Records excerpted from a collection

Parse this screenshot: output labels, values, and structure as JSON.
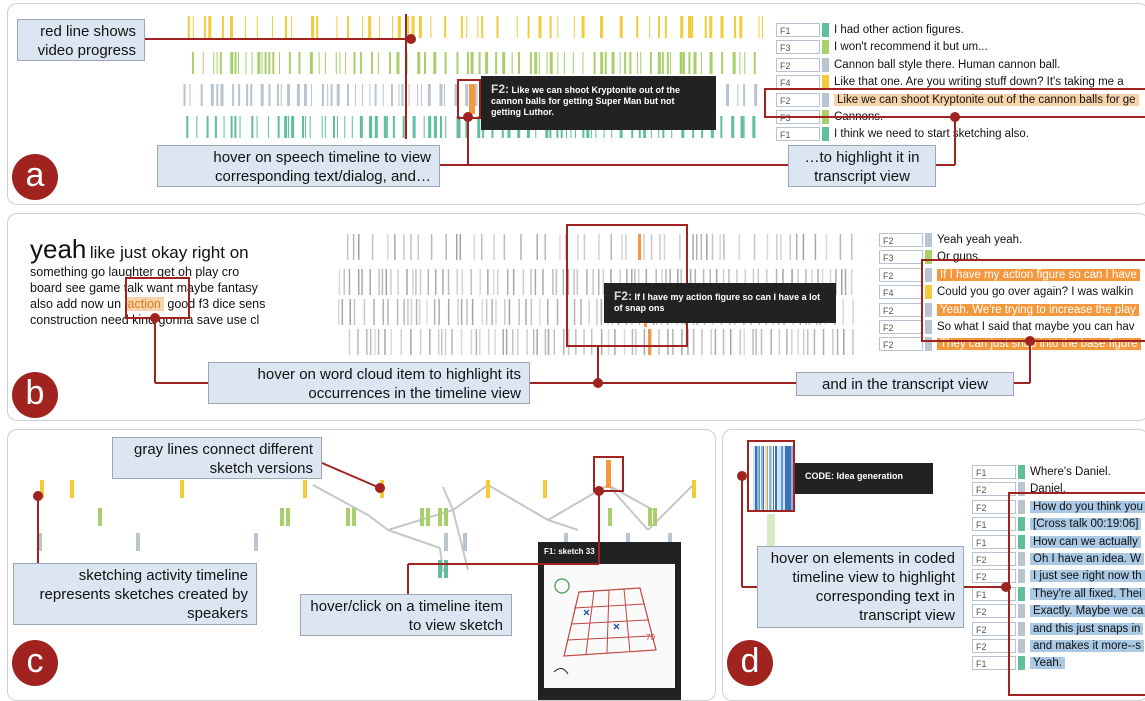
{
  "panel_a": {
    "badge": "a",
    "callout_progress": "red line shows video progress",
    "tooltip_speaker": "F2:",
    "tooltip_text": "Like we can shoot Kryptonite out of the cannon balls for getting Super Man but not getting Luthor.",
    "callout_hover": "hover on speech timeline to view corresponding text/dialog, and…",
    "callout_highlight": "…to highlight it in transcript view",
    "transcript": [
      {
        "speaker": "F1",
        "text": "I had other action figures."
      },
      {
        "speaker": "F3",
        "text": "I won't recommend it but um..."
      },
      {
        "speaker": "F2",
        "text": "Cannon ball style there. Human cannon ball."
      },
      {
        "speaker": "F4",
        "text": "Like that one. Are you writing stuff down? It's taking me a"
      },
      {
        "speaker": "F2",
        "text": "Like we can shoot Kryptonite out of the cannon balls for ge"
      },
      {
        "speaker": "F3",
        "text": "Cannons."
      },
      {
        "speaker": "F1",
        "text": "I think we need to start sketching also."
      }
    ]
  },
  "panel_b": {
    "badge": "b",
    "wordcloud_big": "yeah",
    "wordcloud_l1_rest": "like just okay right on",
    "wordcloud_l2": "something go laughter get oh play cro",
    "wordcloud_l3": "board see game talk want maybe fantasy",
    "wordcloud_l4_a": "also add now un",
    "wordcloud_l4_hl": "action",
    "wordcloud_l4_b": "good f3 dice sens",
    "wordcloud_l5": "construction need kind gonna save use cl",
    "tooltip_speaker": "F2:",
    "tooltip_text": "If I have my action figure so can I have a lot of snap ons",
    "callout_word": "hover on word cloud item to highlight its occurrences in the  timeline view",
    "callout_transcript": "and in the transcript view",
    "transcript": [
      {
        "speaker": "F2",
        "text": "Yeah yeah yeah."
      },
      {
        "speaker": "F3",
        "text": "Or guns."
      },
      {
        "speaker": "F2",
        "text": "If I have my action figure so can I have"
      },
      {
        "speaker": "F4",
        "text": "Could you go over again? I was walkin"
      },
      {
        "speaker": "F2",
        "text": "Yeah. We're trying to increase the play"
      },
      {
        "speaker": "F2",
        "text": "So what I said that maybe you can hav"
      },
      {
        "speaker": "F2",
        "text": "They can just snap into the base figure"
      }
    ]
  },
  "panel_c": {
    "badge": "c",
    "callout_gray": "gray lines connect different sketch versions",
    "callout_timeline": "sketching activity timeline represents sketches created by speakers",
    "callout_hover": "hover/click on a timeline item to view sketch",
    "sketch_title": "F1: sketch 33"
  },
  "panel_d": {
    "badge": "d",
    "tooltip_text": "CODE: Idea generation",
    "callout_hover": "hover on elements in coded timeline view to highlight corresponding text in transcript view",
    "transcript": [
      {
        "speaker": "F1",
        "text": "Where's Daniel."
      },
      {
        "speaker": "F2",
        "text": "Daniel."
      },
      {
        "speaker": "F2",
        "text": "How do you think you"
      },
      {
        "speaker": "F1",
        "text": "[Cross talk 00:19:06]"
      },
      {
        "speaker": "F1",
        "text": "How can we actually"
      },
      {
        "speaker": "F2",
        "text": "Oh I have an idea. W"
      },
      {
        "speaker": "F2",
        "text": "I just see right now th"
      },
      {
        "speaker": "F1",
        "text": "They're all fixed. Thei"
      },
      {
        "speaker": "F2",
        "text": "Exactly. Maybe we ca"
      },
      {
        "speaker": "F2",
        "text": "and this just snaps in"
      },
      {
        "speaker": "F2",
        "text": "and makes it more--s"
      },
      {
        "speaker": "F1",
        "text": "Yeah."
      }
    ]
  },
  "colors": {
    "red": "#a0231f",
    "orange": "#f5983d",
    "callout_bg": "#dce6f2",
    "F1": "#5fbf9a",
    "F2": "#b8c4d0",
    "F3": "#a8cf6a",
    "F4": "#f2cc3a"
  }
}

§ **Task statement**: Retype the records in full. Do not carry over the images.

§ **Exercise result**:
Parse this screenshot: output labels, values, and structure as JSON.
{
  "panel_a": {
    "badge": "a",
    "callout_progress": "red line shows video progress",
    "tooltip_speaker": "F2:",
    "tooltip_text": "Like we can shoot Kryptonite out of the cannon balls for getting Super Man but not getting Luthor.",
    "callout_hover": "hover on speech timeline to view corresponding text/dialog, and…",
    "callout_highlight": "…to highlight it in transcript view",
    "transcript": [
      {
        "speaker": "F1",
        "text": "I had other action figures."
      },
      {
        "speaker": "F3",
        "text": "I won't recommend it but um..."
      },
      {
        "speaker": "F2",
        "text": "Cannon ball style there. Human cannon ball."
      },
      {
        "speaker": "F4",
        "text": "Like that one. Are you writing stuff down? It's taking me a"
      },
      {
        "speaker": "F2",
        "text": "Like we can shoot Kryptonite out of the cannon balls for ge"
      },
      {
        "speaker": "F3",
        "text": "Cannons."
      },
      {
        "speaker": "F1",
        "text": "I think we need to start sketching also."
      }
    ]
  },
  "panel_b": {
    "badge": "b",
    "wordcloud_big": "yeah",
    "wordcloud_l1_rest": "like just okay right on",
    "wordcloud_l2": "something go laughter get oh play cro",
    "wordcloud_l3": "board see game talk want maybe fantasy",
    "wordcloud_l4_a": "also add now un",
    "wordcloud_l4_hl": "action",
    "wordcloud_l4_b": "good f3 dice sens",
    "wordcloud_l5": "construction need kind gonna save use cl",
    "tooltip_speaker": "F2:",
    "tooltip_text": "If I have my action figure so can I have a lot of snap ons",
    "callout_word": "hover on word cloud item to highlight its occurrences in the  timeline view",
    "callout_transcript": "and in the transcript view",
    "transcript": [
      {
        "speaker": "F2",
        "text": "Yeah yeah yeah."
      },
      {
        "speaker": "F3",
        "text": "Or guns."
      },
      {
        "speaker": "F2",
        "text": "If I have my action figure so can I have"
      },
      {
        "speaker": "F4",
        "text": "Could you go over again? I was walkin"
      },
      {
        "speaker": "F2",
        "text": "Yeah. We're trying to increase the play"
      },
      {
        "speaker": "F2",
        "text": "So what I said that maybe you can hav"
      },
      {
        "speaker": "F2",
        "text": "They can just snap into the base figure"
      }
    ]
  },
  "panel_c": {
    "badge": "c",
    "callout_gray": "gray lines connect different sketch versions",
    "callout_timeline": "sketching activity timeline represents sketches created by speakers",
    "callout_hover": "hover/click on a timeline item to view sketch",
    "sketch_title": "F1: sketch 33"
  },
  "panel_d": {
    "badge": "d",
    "tooltip_text": "CODE: Idea generation",
    "callout_hover": "hover on elements in coded timeline view to highlight corresponding text in transcript view",
    "transcript": [
      {
        "speaker": "F1",
        "text": "Where's Daniel."
      },
      {
        "speaker": "F2",
        "text": "Daniel."
      },
      {
        "speaker": "F2",
        "text": "How do you think you"
      },
      {
        "speaker": "F1",
        "text": "[Cross talk 00:19:06]"
      },
      {
        "speaker": "F1",
        "text": "How can we actually"
      },
      {
        "speaker": "F2",
        "text": "Oh I have an idea. W"
      },
      {
        "speaker": "F2",
        "text": "I just see right now th"
      },
      {
        "speaker": "F1",
        "text": "They're all fixed. Thei"
      },
      {
        "speaker": "F2",
        "text": "Exactly. Maybe we ca"
      },
      {
        "speaker": "F2",
        "text": "and this just snaps in"
      },
      {
        "speaker": "F2",
        "text": "and makes it more--s"
      },
      {
        "speaker": "F1",
        "text": "Yeah."
      }
    ]
  },
  "colors": {
    "red": "#a0231f",
    "orange": "#f5983d",
    "callout_bg": "#dce6f2",
    "F1": "#5fbf9a",
    "F2": "#b8c4d0",
    "F3": "#a8cf6a",
    "F4": "#f2cc3a"
  }
}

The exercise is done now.